Version of the Truth is the third album released the American country music duo Foster & Lloyd. Despite it charting higher (#40) than their previous album, Faster & Llouder (#44), Its singles were less successful. The first, "Is It Love" peaked at #43 on the Billboard Hot Country Songs chart while the second "Can't Have Nothin'" reached #38, their most successful single since 1988's "Fair Shake". Jeff Hanna, a founding member of The Nitty Gritty Dirt Band makes a guest appearance singing harmony on the title track. Other guest musicians include Bernie Leadon from Eagles and Duane Eddy, among others.
"I Will Love You Anyhow" was a single for Tim Ryan in 1992.Vince Melamed
Vincent Edward "Vince" Melamed is an American keyboardist and songwriter who resides in Nashville, Tennessee. He was born in New York, and moved to Los Angeles at an early age. Melamed has appeared with many bands as a keyboardist (Bob Dylan, Eagles, Jimmy Buffett, Dan Fogelberg, Glenn Frey) and has co-written songs for other artists, including "Walkaway Joe" by Trisha Yearwood, "What Mattered Most" by Ty Herndon, "Tell Me What You Dream" by Restless Heart, "I'll Take That as a Yes (The Hot Tub Song)" by Phil Vassar, as well as "She'd Give Anything" by Boy Howdy, He has received numerous BMI Million Air awards.In the early 1990s, he was part of Run C&W, with fellow musicians Jim Photoglo, Russell Smith of the Amazing Rhythm Aces and former Eagles member Bernie Leadon. He participated as a counselor for the 2005 Rock 'n Roll Fantasy Camp.
He now enjoys a career in VoiceOver featured in 2K Games Mafia III, Nintendo ads, other video and phone games as well as various TV and Radio spotsWe Got the Love
"We Got the Love" is a song written by Steve Bogard and Rick Giles and recorded by the American country music group Restless Heart. It was released in May 1993 as the fourth single from their album Big Iron Horses. The song reached number 11 on the Billboard Hot Country Singles & Tracks chart in August 1993. Former Eagles and Nitty Gritty Dirt Band member Bernie Leadon plays banjo on this track.Witchy Woman

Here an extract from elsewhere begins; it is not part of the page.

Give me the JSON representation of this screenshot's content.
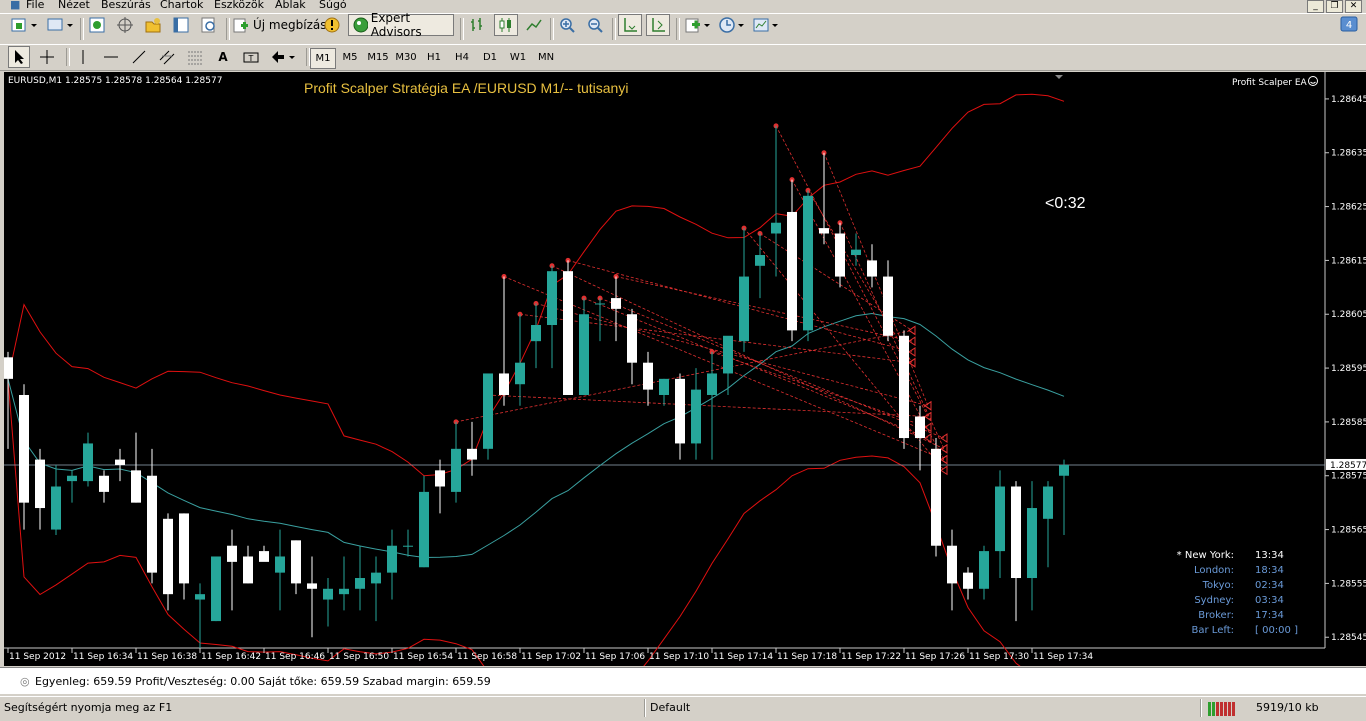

"Witchy Woman" is a song written by Don Henley and Bernie Leadon, and recorded by the American rock band Eagles. Released as the second single from the band's debut album Eagles, it reached No. 9 on the Billboard pop singles chart and is the only single from the album to feature Henley on lead vocals.